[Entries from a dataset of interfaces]
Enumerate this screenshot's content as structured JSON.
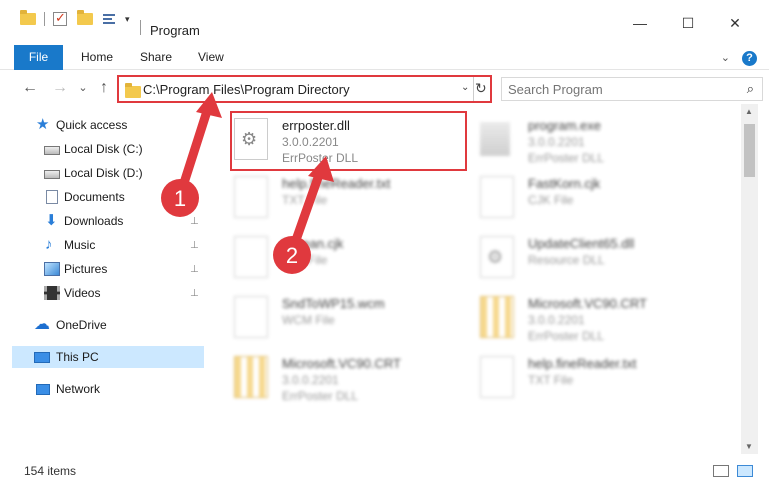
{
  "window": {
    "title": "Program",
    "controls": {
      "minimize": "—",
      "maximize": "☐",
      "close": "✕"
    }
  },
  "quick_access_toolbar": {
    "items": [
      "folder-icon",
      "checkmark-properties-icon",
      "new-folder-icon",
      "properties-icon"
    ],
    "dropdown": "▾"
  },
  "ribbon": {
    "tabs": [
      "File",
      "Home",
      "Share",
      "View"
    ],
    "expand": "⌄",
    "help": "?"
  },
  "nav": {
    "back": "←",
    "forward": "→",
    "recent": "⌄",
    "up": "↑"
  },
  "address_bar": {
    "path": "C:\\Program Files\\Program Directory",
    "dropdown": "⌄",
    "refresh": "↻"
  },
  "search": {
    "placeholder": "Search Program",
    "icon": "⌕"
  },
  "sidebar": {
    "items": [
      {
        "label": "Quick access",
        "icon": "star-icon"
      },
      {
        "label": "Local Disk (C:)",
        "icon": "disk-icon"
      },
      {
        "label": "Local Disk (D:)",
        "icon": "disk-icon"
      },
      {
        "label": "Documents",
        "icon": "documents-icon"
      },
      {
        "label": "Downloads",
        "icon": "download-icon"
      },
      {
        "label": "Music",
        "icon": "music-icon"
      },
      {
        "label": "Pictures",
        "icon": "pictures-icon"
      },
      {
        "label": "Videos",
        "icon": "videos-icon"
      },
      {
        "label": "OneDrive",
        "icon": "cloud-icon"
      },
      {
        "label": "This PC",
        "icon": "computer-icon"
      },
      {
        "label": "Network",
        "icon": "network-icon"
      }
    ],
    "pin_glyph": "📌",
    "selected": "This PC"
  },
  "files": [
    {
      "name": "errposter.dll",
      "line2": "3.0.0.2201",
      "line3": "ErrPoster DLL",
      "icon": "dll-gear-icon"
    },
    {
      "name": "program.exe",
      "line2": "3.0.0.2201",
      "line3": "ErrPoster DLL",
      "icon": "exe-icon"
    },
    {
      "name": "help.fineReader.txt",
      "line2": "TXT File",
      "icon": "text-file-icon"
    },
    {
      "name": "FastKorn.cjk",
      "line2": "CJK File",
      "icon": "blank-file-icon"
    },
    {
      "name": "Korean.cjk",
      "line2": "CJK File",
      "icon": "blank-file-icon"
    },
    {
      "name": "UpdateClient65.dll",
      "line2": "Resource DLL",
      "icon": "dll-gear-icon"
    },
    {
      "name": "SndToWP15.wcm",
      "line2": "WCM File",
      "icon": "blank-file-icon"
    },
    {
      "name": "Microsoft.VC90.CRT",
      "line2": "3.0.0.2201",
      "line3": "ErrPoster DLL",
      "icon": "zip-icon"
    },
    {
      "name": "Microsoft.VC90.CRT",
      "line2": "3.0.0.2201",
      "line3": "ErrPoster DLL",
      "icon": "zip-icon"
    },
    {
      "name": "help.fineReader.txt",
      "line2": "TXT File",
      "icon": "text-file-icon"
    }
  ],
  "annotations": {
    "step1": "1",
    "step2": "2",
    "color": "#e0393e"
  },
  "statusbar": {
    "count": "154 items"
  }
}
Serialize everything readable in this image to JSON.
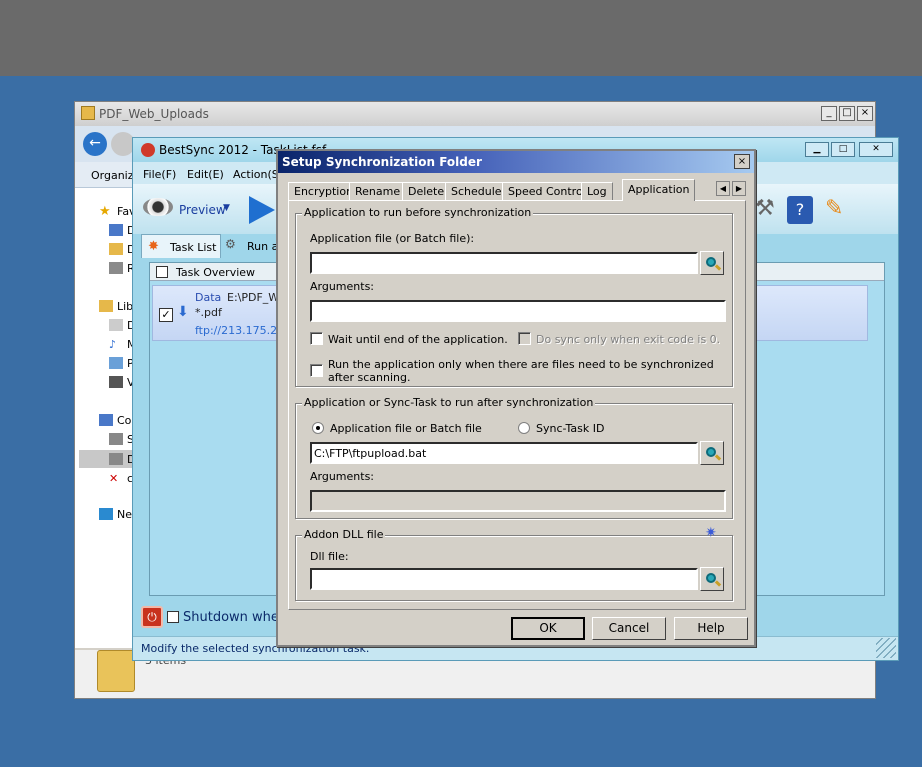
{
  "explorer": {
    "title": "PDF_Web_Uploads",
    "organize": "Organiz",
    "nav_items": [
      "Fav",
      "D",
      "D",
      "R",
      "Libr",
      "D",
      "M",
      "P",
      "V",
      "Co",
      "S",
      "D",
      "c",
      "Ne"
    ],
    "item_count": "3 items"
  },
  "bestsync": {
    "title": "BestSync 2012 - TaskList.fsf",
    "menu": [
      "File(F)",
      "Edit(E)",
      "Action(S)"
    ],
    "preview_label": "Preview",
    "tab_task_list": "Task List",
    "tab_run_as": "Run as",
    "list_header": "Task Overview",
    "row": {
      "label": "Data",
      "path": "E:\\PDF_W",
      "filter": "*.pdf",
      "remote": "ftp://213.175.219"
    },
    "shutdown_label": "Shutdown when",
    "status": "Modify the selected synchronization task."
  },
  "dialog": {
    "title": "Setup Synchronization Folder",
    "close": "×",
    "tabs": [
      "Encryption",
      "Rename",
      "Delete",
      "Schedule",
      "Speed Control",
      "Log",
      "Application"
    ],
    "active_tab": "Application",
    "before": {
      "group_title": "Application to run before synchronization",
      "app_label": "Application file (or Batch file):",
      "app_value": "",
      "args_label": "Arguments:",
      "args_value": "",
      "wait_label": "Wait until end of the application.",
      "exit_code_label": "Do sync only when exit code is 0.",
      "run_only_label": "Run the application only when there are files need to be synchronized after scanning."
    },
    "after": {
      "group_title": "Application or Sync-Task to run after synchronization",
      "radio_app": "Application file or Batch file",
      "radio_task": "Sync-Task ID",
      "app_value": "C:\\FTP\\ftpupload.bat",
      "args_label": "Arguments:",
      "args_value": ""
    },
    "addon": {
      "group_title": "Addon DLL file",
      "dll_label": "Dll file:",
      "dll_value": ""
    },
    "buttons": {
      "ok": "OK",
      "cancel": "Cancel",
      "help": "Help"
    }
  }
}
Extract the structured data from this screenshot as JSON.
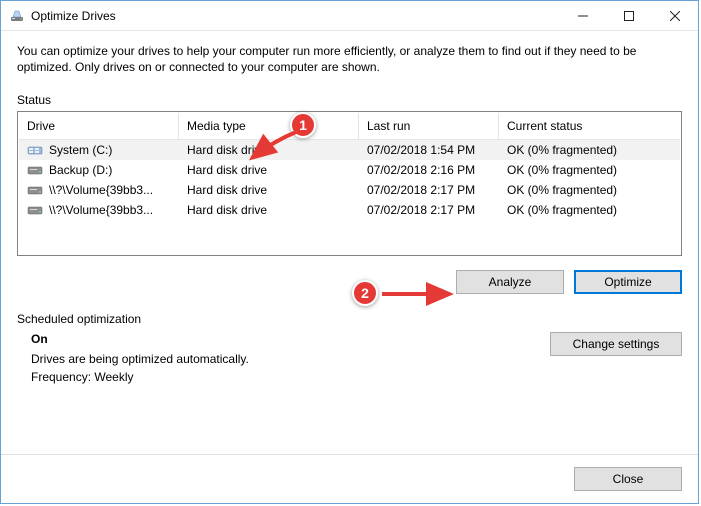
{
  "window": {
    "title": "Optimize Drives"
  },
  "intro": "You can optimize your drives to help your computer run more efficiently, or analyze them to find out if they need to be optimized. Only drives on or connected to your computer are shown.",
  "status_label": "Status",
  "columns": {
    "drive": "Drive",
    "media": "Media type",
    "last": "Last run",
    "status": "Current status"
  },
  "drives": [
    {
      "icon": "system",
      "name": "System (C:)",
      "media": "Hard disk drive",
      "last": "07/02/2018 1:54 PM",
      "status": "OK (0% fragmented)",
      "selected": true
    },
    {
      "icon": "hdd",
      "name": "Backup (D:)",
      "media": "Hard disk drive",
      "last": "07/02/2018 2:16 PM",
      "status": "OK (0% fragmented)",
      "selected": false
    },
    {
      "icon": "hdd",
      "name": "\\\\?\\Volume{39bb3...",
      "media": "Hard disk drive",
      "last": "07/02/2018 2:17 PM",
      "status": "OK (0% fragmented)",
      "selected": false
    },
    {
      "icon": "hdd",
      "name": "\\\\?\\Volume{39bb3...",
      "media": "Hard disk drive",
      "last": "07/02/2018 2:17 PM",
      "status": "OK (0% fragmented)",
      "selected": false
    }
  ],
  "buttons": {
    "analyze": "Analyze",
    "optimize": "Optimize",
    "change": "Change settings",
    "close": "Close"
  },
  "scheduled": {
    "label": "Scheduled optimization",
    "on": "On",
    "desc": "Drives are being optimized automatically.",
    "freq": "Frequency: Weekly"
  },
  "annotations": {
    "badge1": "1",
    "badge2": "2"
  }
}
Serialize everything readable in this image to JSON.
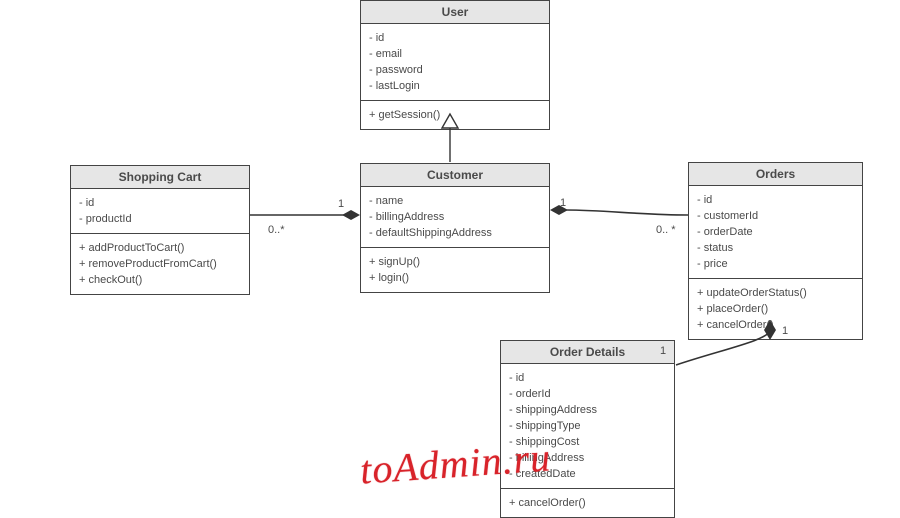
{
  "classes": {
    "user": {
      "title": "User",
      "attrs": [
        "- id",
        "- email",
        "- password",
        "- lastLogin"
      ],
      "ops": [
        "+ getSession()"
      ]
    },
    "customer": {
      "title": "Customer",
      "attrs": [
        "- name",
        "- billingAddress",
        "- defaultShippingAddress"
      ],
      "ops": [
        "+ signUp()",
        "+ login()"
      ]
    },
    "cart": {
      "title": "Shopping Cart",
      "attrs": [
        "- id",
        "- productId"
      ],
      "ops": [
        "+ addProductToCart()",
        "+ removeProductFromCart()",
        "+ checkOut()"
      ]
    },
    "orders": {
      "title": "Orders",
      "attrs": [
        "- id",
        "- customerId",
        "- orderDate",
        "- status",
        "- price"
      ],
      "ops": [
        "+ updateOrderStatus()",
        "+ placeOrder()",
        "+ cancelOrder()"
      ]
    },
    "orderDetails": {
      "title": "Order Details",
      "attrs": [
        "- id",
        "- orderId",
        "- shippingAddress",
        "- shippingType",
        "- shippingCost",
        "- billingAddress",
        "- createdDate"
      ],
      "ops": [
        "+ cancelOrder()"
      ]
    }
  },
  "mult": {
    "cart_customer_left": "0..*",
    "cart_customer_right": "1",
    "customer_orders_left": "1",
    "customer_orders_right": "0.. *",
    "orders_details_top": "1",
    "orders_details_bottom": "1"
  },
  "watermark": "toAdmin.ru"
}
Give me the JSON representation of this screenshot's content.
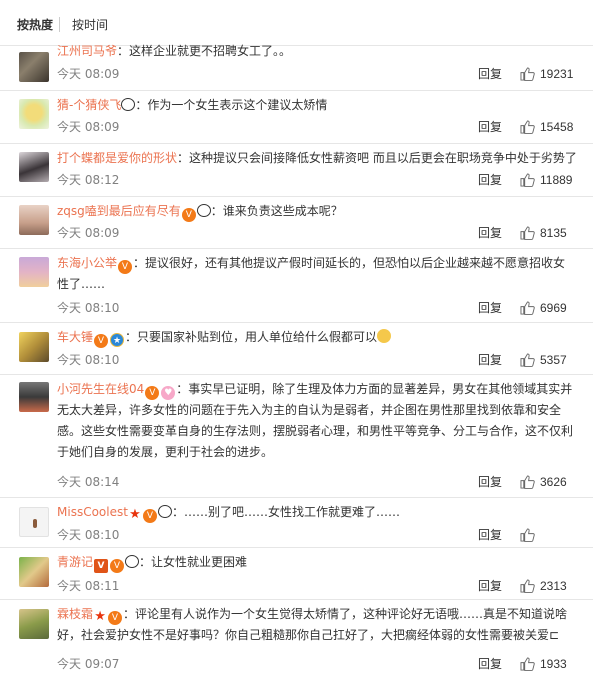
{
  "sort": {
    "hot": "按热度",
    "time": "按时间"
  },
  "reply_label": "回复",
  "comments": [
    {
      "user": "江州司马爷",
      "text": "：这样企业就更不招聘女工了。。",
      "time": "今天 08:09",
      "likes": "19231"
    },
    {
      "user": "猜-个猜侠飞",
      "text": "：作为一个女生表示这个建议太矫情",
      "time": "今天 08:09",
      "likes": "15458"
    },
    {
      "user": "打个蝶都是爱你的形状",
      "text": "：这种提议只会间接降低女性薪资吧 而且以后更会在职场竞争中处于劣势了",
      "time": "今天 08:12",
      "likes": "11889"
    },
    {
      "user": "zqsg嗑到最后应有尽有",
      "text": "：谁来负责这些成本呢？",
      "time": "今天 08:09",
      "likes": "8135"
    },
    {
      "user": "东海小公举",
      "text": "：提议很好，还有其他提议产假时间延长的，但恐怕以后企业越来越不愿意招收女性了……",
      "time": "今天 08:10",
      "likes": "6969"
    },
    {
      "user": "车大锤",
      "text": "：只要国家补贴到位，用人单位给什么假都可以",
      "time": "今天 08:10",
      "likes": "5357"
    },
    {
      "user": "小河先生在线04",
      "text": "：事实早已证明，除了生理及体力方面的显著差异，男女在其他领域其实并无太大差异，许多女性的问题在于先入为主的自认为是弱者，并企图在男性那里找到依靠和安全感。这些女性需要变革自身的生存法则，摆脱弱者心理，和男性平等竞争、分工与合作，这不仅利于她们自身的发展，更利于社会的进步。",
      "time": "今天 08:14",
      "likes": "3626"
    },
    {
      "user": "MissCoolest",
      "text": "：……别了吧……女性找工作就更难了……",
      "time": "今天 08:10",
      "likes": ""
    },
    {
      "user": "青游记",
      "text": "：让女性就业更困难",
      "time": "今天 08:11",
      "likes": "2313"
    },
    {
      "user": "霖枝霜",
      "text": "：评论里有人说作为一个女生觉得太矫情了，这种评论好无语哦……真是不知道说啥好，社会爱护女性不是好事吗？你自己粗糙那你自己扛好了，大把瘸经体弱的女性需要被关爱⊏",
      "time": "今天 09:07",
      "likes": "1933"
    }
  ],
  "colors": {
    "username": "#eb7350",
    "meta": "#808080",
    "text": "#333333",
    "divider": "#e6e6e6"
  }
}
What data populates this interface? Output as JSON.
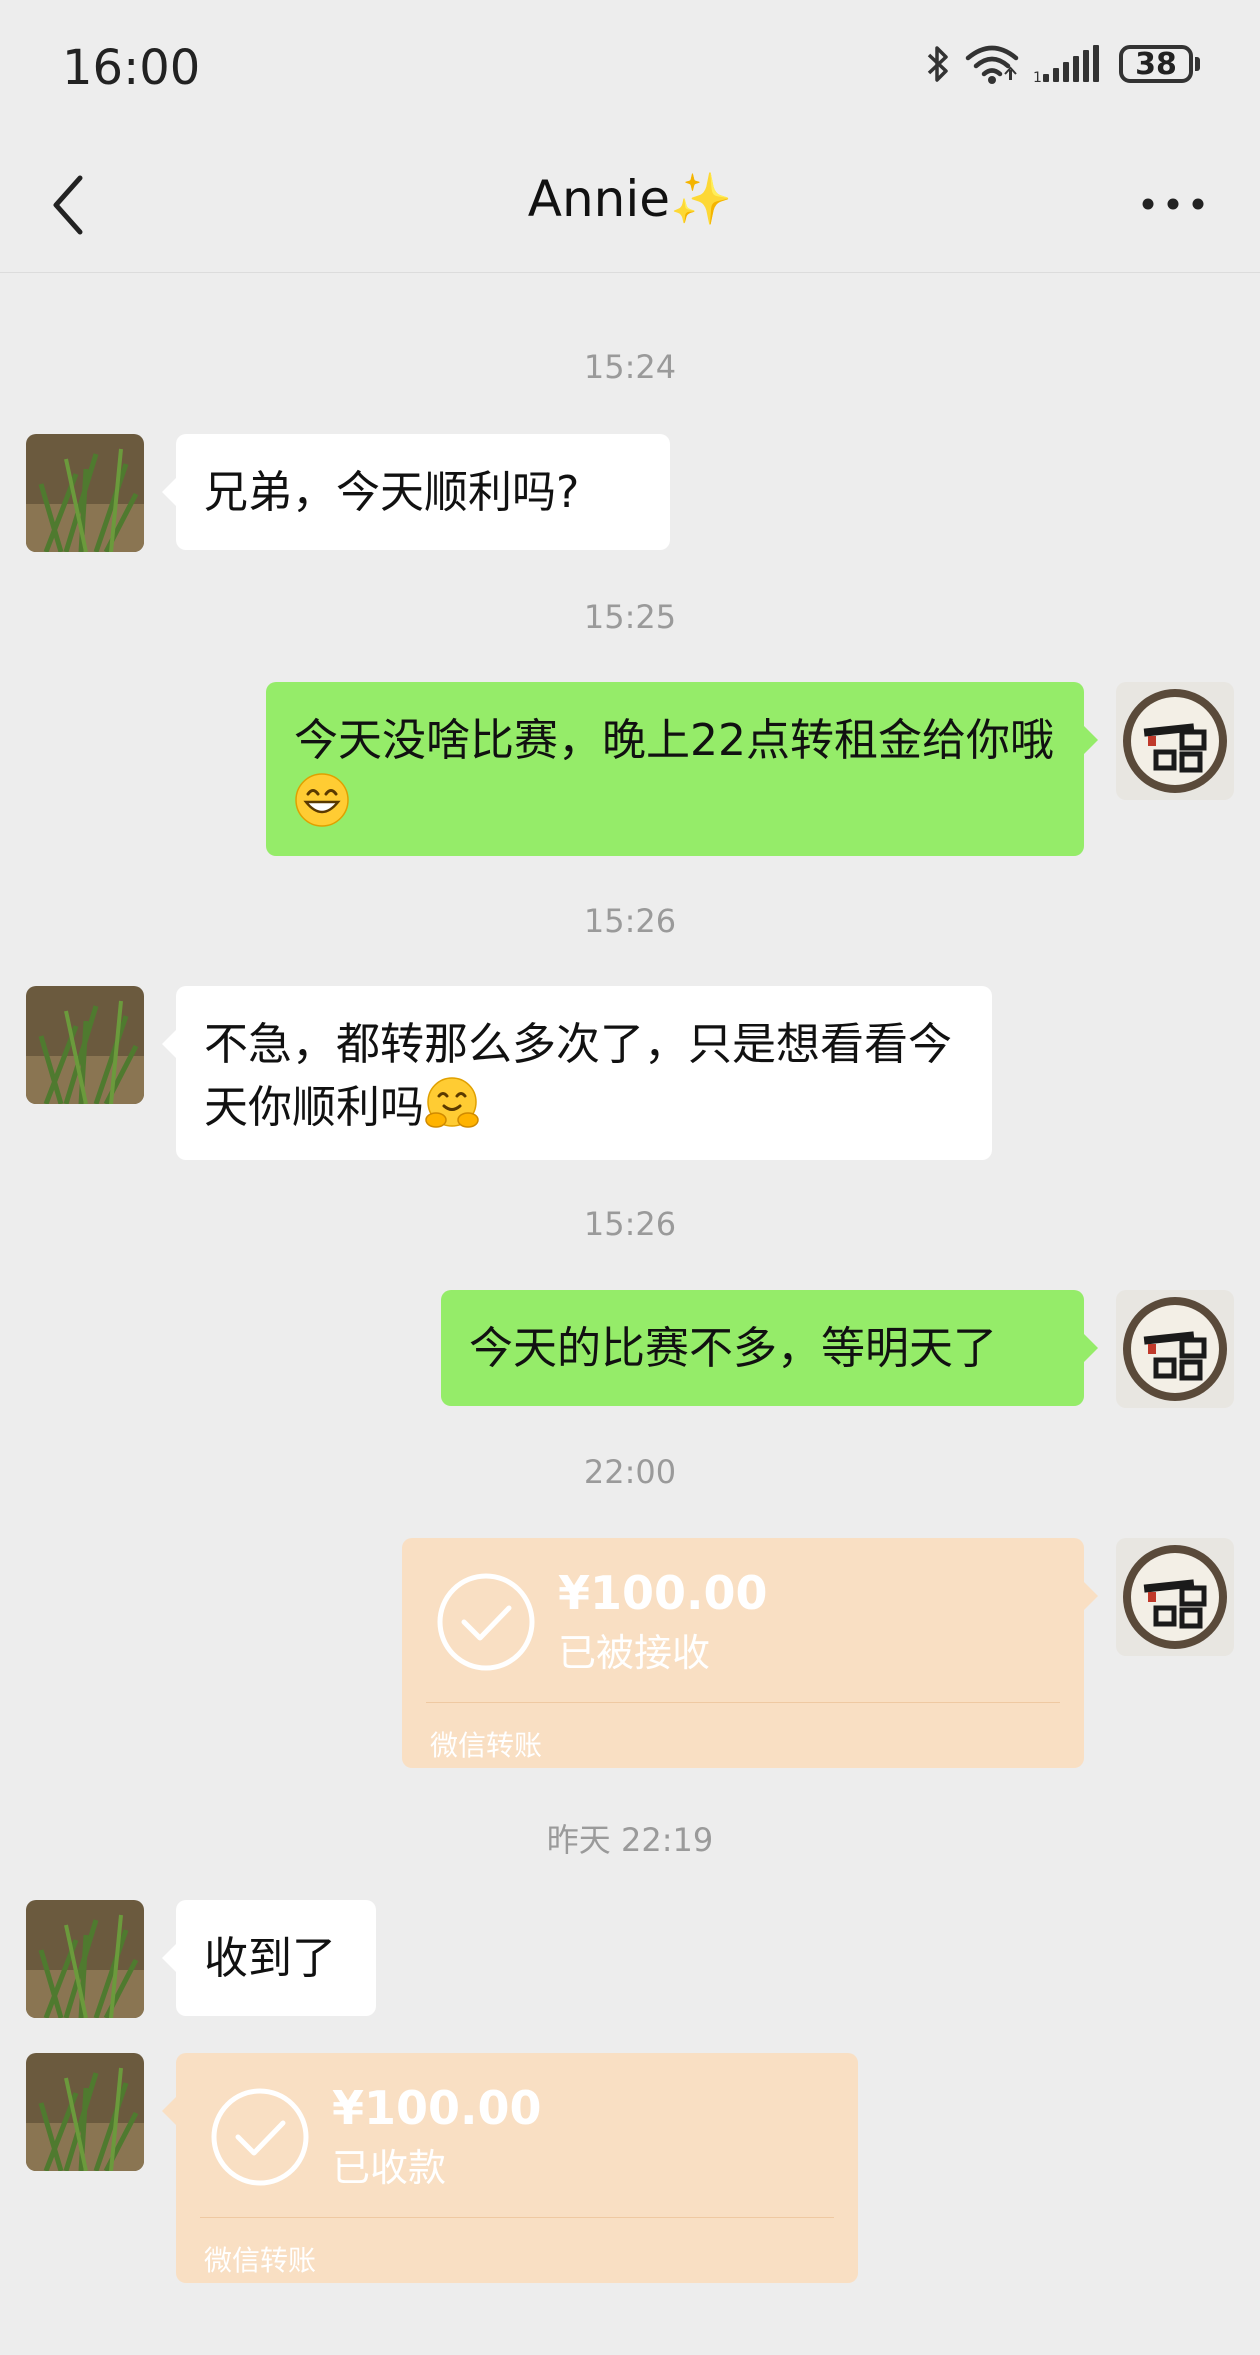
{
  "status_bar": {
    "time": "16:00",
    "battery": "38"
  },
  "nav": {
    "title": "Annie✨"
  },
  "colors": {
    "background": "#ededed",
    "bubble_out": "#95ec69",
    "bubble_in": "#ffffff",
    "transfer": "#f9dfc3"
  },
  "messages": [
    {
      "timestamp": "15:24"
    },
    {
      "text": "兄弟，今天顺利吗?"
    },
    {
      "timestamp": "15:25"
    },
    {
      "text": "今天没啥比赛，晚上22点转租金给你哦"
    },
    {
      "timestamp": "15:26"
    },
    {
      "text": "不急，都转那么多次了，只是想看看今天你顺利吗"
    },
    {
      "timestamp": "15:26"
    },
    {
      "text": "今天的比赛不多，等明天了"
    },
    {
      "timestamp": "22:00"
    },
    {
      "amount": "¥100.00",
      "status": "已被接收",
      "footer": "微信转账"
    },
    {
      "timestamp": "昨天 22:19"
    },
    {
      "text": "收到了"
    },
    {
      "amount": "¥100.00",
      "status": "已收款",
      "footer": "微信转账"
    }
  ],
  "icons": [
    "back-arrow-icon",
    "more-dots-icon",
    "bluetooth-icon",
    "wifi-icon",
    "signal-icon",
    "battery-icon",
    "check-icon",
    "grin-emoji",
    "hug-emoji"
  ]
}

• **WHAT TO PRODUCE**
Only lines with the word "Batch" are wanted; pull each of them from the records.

• **TASK RESPONSE**
      "app_label": "Application file (or Batch file):",
      "radio_app": "Application file or Batch file",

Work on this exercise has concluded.